- Opening Delimiter -

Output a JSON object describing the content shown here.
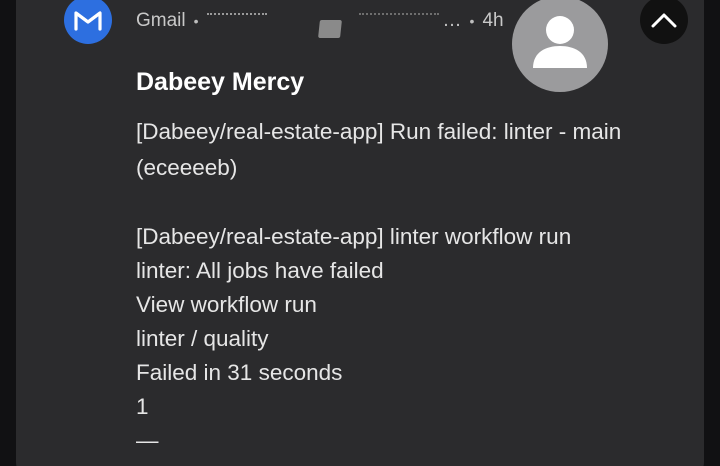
{
  "notification": {
    "app_name": "Gmail",
    "separator": "•",
    "redacted_tail": "…",
    "time": "4h",
    "app_icon": "gmail-m-icon",
    "avatar_icon": "person-icon",
    "collapse_icon": "chevron-up-icon",
    "colors": {
      "card_bg": "#2b2b2d",
      "app_icon_bg": "#2d6fe0",
      "avatar_bg": "#9b9b9d",
      "text": "#e6e6e6"
    }
  },
  "email": {
    "sender": "Dabeey Mercy",
    "subject": "[Dabeey/real-estate-app] Run failed: linter - main (eceeeeb)",
    "body": [
      "[Dabeey/real-estate-app] linter workflow run",
      "linter: All jobs have failed",
      "View workflow run",
      "linter / quality",
      "Failed in 31 seconds",
      "1",
      "—"
    ]
  }
}
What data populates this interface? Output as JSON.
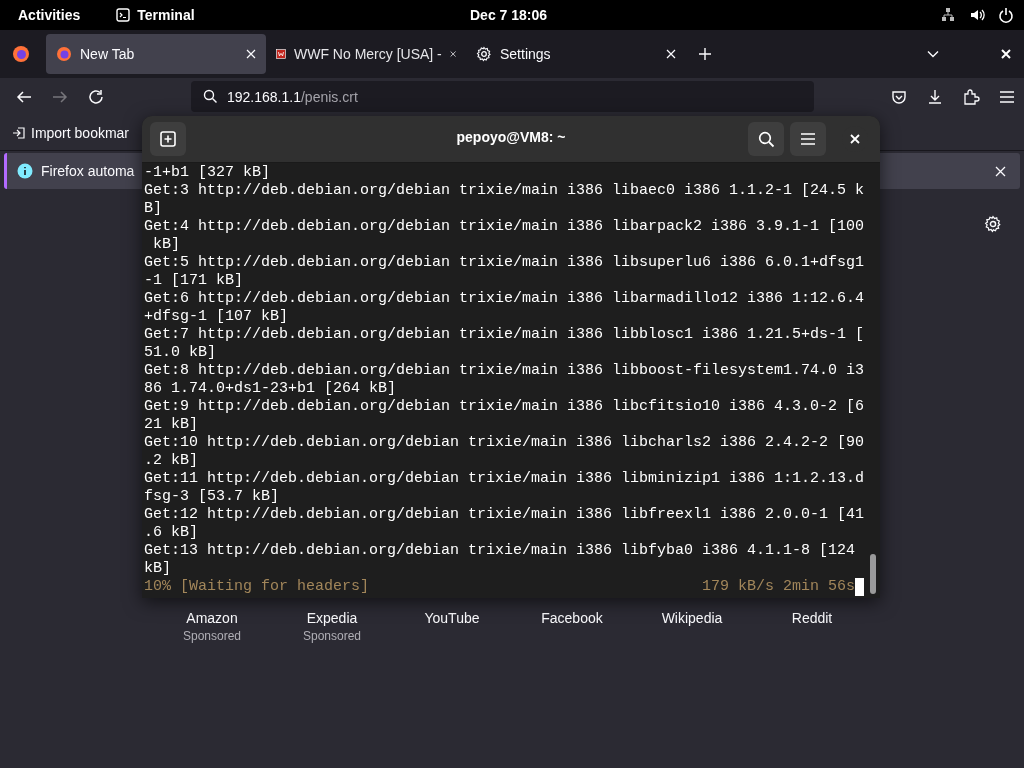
{
  "top_bar": {
    "activities": "Activities",
    "app": "Terminal",
    "clock": "Dec 7  18:06"
  },
  "browser": {
    "tabs": [
      {
        "label": "New Tab",
        "kind": "firefox",
        "selected": true
      },
      {
        "label": "WWF No Mercy [USA] -",
        "kind": "game",
        "selected": false
      },
      {
        "label": "Settings",
        "kind": "gear",
        "selected": false
      }
    ],
    "url": {
      "host": "192.168.1.1",
      "path": "/penis.crt"
    },
    "bookmarks_bar": {
      "import": "Import bookmar"
    },
    "notification": {
      "text": "Firefox automa"
    },
    "shortcuts": [
      {
        "title": "Amazon",
        "note": "Sponsored"
      },
      {
        "title": "Expedia",
        "note": "Sponsored"
      },
      {
        "title": "YouTube"
      },
      {
        "title": "Facebook"
      },
      {
        "title": "Wikipedia"
      },
      {
        "title": "Reddit"
      }
    ]
  },
  "terminal": {
    "title": "pepoyo@VM8: ~",
    "lines": [
      "-1+b1 [327 kB]",
      "Get:3 http://deb.debian.org/debian trixie/main i386 libaec0 i386 1.1.2-1 [24.5 k",
      "B]",
      "Get:4 http://deb.debian.org/debian trixie/main i386 libarpack2 i386 3.9.1-1 [100",
      " kB]",
      "Get:5 http://deb.debian.org/debian trixie/main i386 libsuperlu6 i386 6.0.1+dfsg1",
      "-1 [171 kB]",
      "Get:6 http://deb.debian.org/debian trixie/main i386 libarmadillo12 i386 1:12.6.4",
      "+dfsg-1 [107 kB]",
      "Get:7 http://deb.debian.org/debian trixie/main i386 libblosc1 i386 1.21.5+ds-1 [",
      "51.0 kB]",
      "Get:8 http://deb.debian.org/debian trixie/main i386 libboost-filesystem1.74.0 i3",
      "86 1.74.0+ds1-23+b1 [264 kB]",
      "Get:9 http://deb.debian.org/debian trixie/main i386 libcfitsio10 i386 4.3.0-2 [6",
      "21 kB]",
      "Get:10 http://deb.debian.org/debian trixie/main i386 libcharls2 i386 2.4.2-2 [90",
      ".2 kB]",
      "Get:11 http://deb.debian.org/debian trixie/main i386 libminizip1 i386 1:1.2.13.d",
      "fsg-3 [53.7 kB]",
      "Get:12 http://deb.debian.org/debian trixie/main i386 libfreexl1 i386 2.0.0-1 [41",
      ".6 kB]",
      "Get:13 http://deb.debian.org/debian trixie/main i386 libfyba0 i386 4.1.1-8 [124",
      "kB]"
    ],
    "status_left": "10% [Waiting for headers]",
    "status_right": "179 kB/s 2min 56s"
  }
}
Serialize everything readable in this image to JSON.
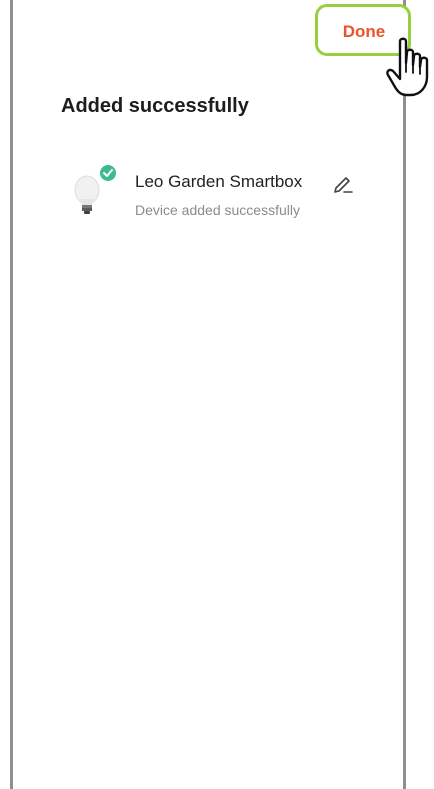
{
  "header": {
    "done_label": "Done"
  },
  "main": {
    "title": "Added successfully",
    "devices": [
      {
        "name": "Leo Garden Smartbox",
        "status": "Device added successfully",
        "icon": "light-bulb-icon",
        "badge_icon": "check-badge-icon",
        "badge_color": "#3dbb8e",
        "edit_icon": "pencil-icon"
      }
    ]
  },
  "annotation": {
    "cursor_icon": "hand-pointer-icon",
    "highlight_color": "#97cf3e"
  },
  "colors": {
    "accent": "#e8552a",
    "text_primary": "#1d1d1d",
    "text_secondary": "#8b8b8b",
    "success": "#3dbb8e"
  }
}
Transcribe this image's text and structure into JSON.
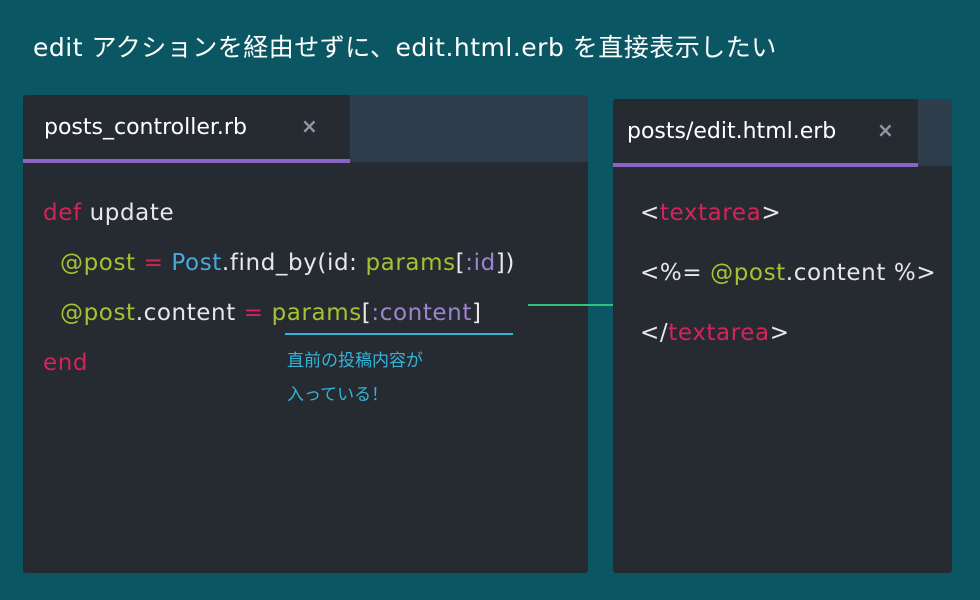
{
  "title": "edit アクションを経由せずに、edit.html.erb を直接表示したい",
  "left_panel": {
    "tab_label": "posts_controller.rb",
    "close_glyph": "×",
    "lines": {
      "l1": {
        "kw": "def",
        "rest": " update"
      },
      "l2": {
        "ivar": "@post",
        "eq": " = ",
        "cls": "Post",
        "mid": ".find_by(id: ",
        "params": "params",
        "br_open": "[",
        "sym": ":id",
        "close": "])"
      },
      "l3": {
        "ivar": "@post",
        "mid": ".content",
        "eq": " = ",
        "params": "params",
        "br_open": "[",
        "sym": ":content",
        "close": "]"
      },
      "l4": {
        "kw": "end"
      }
    },
    "note_line1": "直前の投稿内容が",
    "note_line2": "入っている！"
  },
  "right_panel": {
    "tab_label": "posts/edit.html.erb",
    "close_glyph": "×",
    "lines": {
      "l1": {
        "lt": "<",
        "tag": "textarea",
        "gt": ">"
      },
      "l2": {
        "open": "<%= ",
        "ivar": "@post",
        "rest": ".content %>"
      },
      "l3": {
        "lt": "</",
        "tag": "textarea",
        "gt": ">"
      }
    }
  },
  "colors": {
    "background": "#0b5663",
    "keyword": "#d5245a",
    "ivar": "#a6c234",
    "class": "#4aa8df",
    "symbol": "#9d84cf",
    "note": "#36b3d8",
    "arrow": "#2fc27a",
    "tab_accent": "#8a63c4"
  },
  "icons": [
    "close-icon",
    "arrow-right-icon"
  ]
}
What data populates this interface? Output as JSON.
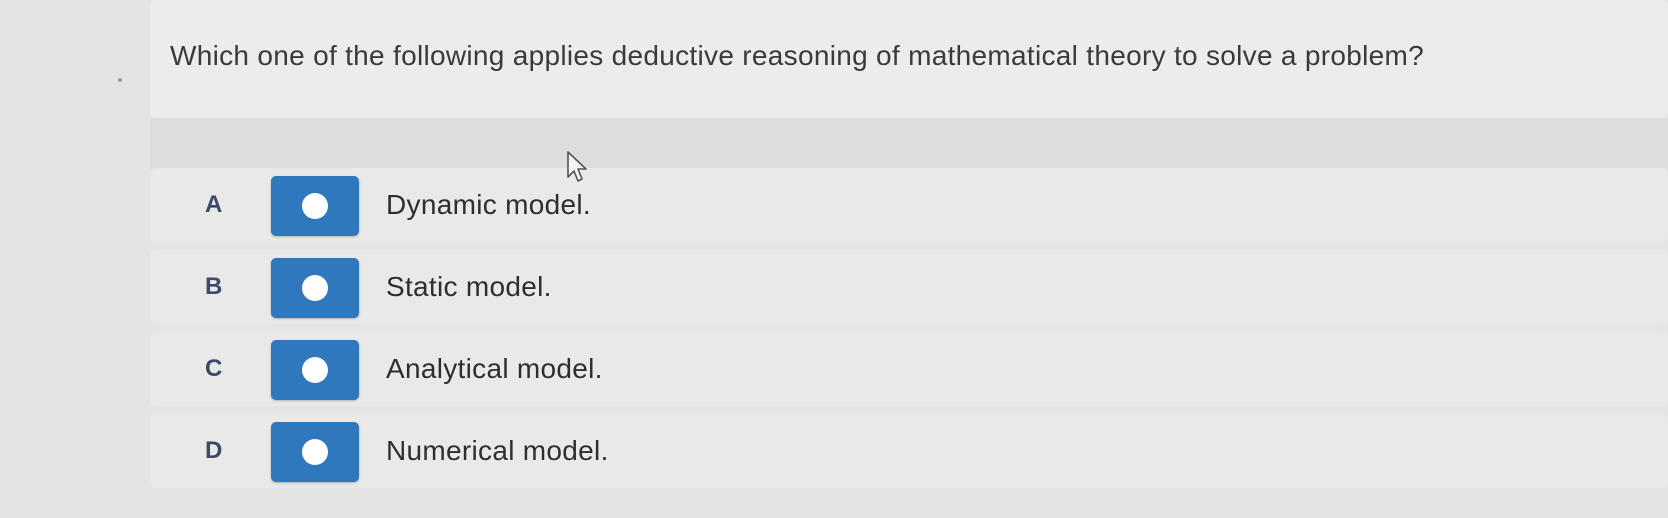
{
  "question": {
    "text": "Which one of the following applies deductive reasoning of mathematical theory to solve a problem?"
  },
  "options": [
    {
      "letter": "A",
      "text": "Dynamic model."
    },
    {
      "letter": "B",
      "text": "Static model."
    },
    {
      "letter": "C",
      "text": "Analytical model."
    },
    {
      "letter": "D",
      "text": "Numerical model."
    }
  ],
  "colors": {
    "radio_button": "#2f78bd",
    "letter": "#3b4a6b",
    "text": "#2e2e30"
  },
  "icons": {
    "cursor": "mouse-pointer-arrow",
    "radio": "radio-dot"
  }
}
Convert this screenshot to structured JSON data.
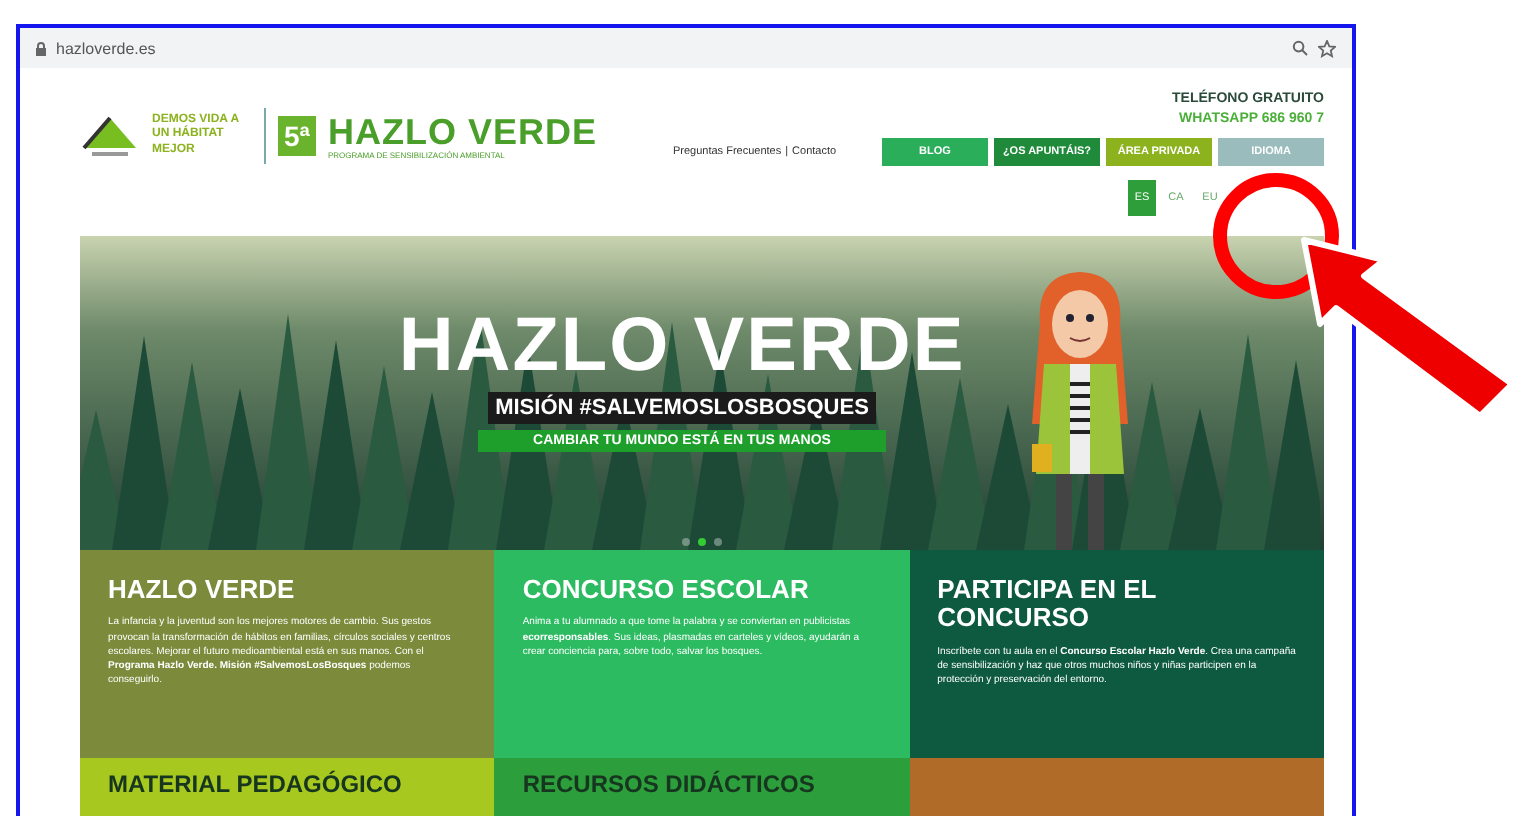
{
  "browser": {
    "url": "hazloverde.es"
  },
  "header": {
    "tagline": "DEMOS VIDA A UN HÁBITAT MEJOR",
    "edition": "5ª",
    "logo_title": "HAZLO VERDE",
    "logo_subtitle": "PROGRAMA DE SENSIBILIZACIÓN AMBIENTAL",
    "links": [
      "Preguntas Frecuentes",
      "Contacto"
    ],
    "separator": "|",
    "phone": "TELÉFONO GRATUITO",
    "whatsapp": "WHATSAPP 686 960 7"
  },
  "nav": [
    {
      "label": "BLOG",
      "color": "#2bae5a"
    },
    {
      "label": "¿OS APUNTÁIS?",
      "color": "#1e8a3a"
    },
    {
      "label": "ÁREA PRIVADA",
      "color": "#8cb21e"
    },
    {
      "label": "IDIOMA",
      "color": "#9bbcbc"
    }
  ],
  "languages": [
    {
      "label": "ES",
      "selected": true
    },
    {
      "label": "CA",
      "selected": false
    },
    {
      "label": "EU",
      "selected": false
    }
  ],
  "hero": {
    "title": "HAZLO VERDE",
    "mission": "MISIÓN #SALVEMOSLOSBOSQUES",
    "slogan": "CAMBIAR TU MUNDO ESTÁ EN TUS MANOS",
    "slides": [
      {
        "selected": false
      },
      {
        "selected": true
      },
      {
        "selected": false
      }
    ]
  },
  "cards": [
    {
      "title": "HAZLO VERDE",
      "color": "#7b8a3b",
      "body": "La infancia y la juventud son los mejores motores de cambio. Sus gestos provocan la transformación de hábitos en familias, círculos sociales y centros escolares. Mejorar el futuro medioambiental está en sus manos. Con el **Programa Hazlo Verde. Misión #SalvemosLosBosques** podemos conseguirlo."
    },
    {
      "title": "CONCURSO ESCOLAR",
      "color": "#2dbb62",
      "body": "Anima a tu alumnado a que tome la palabra y se conviertan en publicistas **ecorresponsables**. Sus ideas, plasmadas en carteles y vídeos, ayudarán a crear conciencia para, sobre todo, salvar los bosques."
    },
    {
      "title": "PARTICIPA EN EL CONCURSO",
      "color": "#0e5a40",
      "body": "Inscríbete con tu aula en el **Concurso Escolar Hazlo Verde**. Crea una campaña de sensibilización y haz que otros muchos niños y niñas participen en la protección y preservación del entorno."
    }
  ],
  "more_cards": [
    {
      "title": "MATERIAL PEDAGÓGICO",
      "color": "#a6c81f"
    },
    {
      "title": "RECURSOS DIDÁCTICOS",
      "color": "#2c9e3b"
    },
    {
      "color": "#b06b28"
    }
  ]
}
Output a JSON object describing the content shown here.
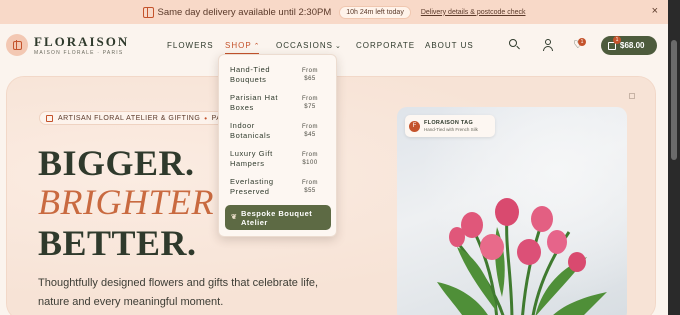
{
  "announcement": {
    "message": "Same day delivery available until 2:30PM",
    "timer": "10h 24m left today",
    "link": "Delivery details & postcode check",
    "close": "×"
  },
  "header": {
    "logo_name": "FLORAISON",
    "logo_sub": "MAISON FLORALE · PARIS",
    "nav": [
      {
        "label": "FLOWERS"
      },
      {
        "label": "SHOP"
      },
      {
        "label": "OCCASIONS"
      },
      {
        "label": "CORPORATE"
      },
      {
        "label": "ABOUT US"
      }
    ],
    "wishlist_count": "1",
    "cart_count": "1",
    "cart_total": "$68.00"
  },
  "dropdown": {
    "items": [
      {
        "name": "Hand-Tied Bouquets",
        "price_prefix": "From",
        "price": "$65"
      },
      {
        "name": "Parisian Hat Boxes",
        "price_prefix": "From",
        "price": "$75"
      },
      {
        "name": "Indoor Botanicals",
        "price_prefix": "From",
        "price": "$45"
      },
      {
        "name": "Luxury Gift Hampers",
        "price_prefix": "From",
        "price": "$100"
      },
      {
        "name": "Everlasting Preserved",
        "price_prefix": "From",
        "price": "$55"
      }
    ],
    "cta": "Bespoke Bouquet Atelier"
  },
  "hero": {
    "pill_left": "ARTISAN FLORAL ATELIER & GIFTING",
    "pill_right": "PARIS &",
    "headline": [
      "BIGGER.",
      "BRIGHTER",
      "BETTER."
    ],
    "lead": [
      "Thoughtfully designed flowers and gifts that celebrate life,",
      "nature and every meaningful moment."
    ],
    "tag_title": "FLORAISON TAG",
    "tag_sub": "Hand-Tied with French Silk",
    "tag_icon_letter": "F"
  },
  "colors": {
    "brand_green": "#4d5b3c",
    "accent": "#c4532c",
    "announce_bg": "#f8d9c8"
  }
}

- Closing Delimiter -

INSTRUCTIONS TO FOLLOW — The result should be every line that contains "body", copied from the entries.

RESULT OF THIS EXERCISE —
    "body": [
      "body": "La infancia y la juventud son los mejores motores de cambio. Sus gestos provocan la transformación de hábitos en familias, círculos sociales y centros escolares. Mejorar el futuro medioambiental está en sus manos. Con el **Programa Hazlo Verde. Misión #SalvemosLosBosques** podemos conseguirlo."
      "body": "Anima a tu alumnado a que tome la palabra y se conviertan en publicistas **ecorresponsables**. Sus ideas, plasmadas en carteles y vídeos, ayudarán a crear conciencia para, sobre todo, salvar los bosques."
      "body": "Inscríbete con tu aula en el **Concurso Escolar Hazlo Verde**. Crea una campaña de sensibilización y haz que otros muchos niños y niñas participen en la protección y preservación del entorno."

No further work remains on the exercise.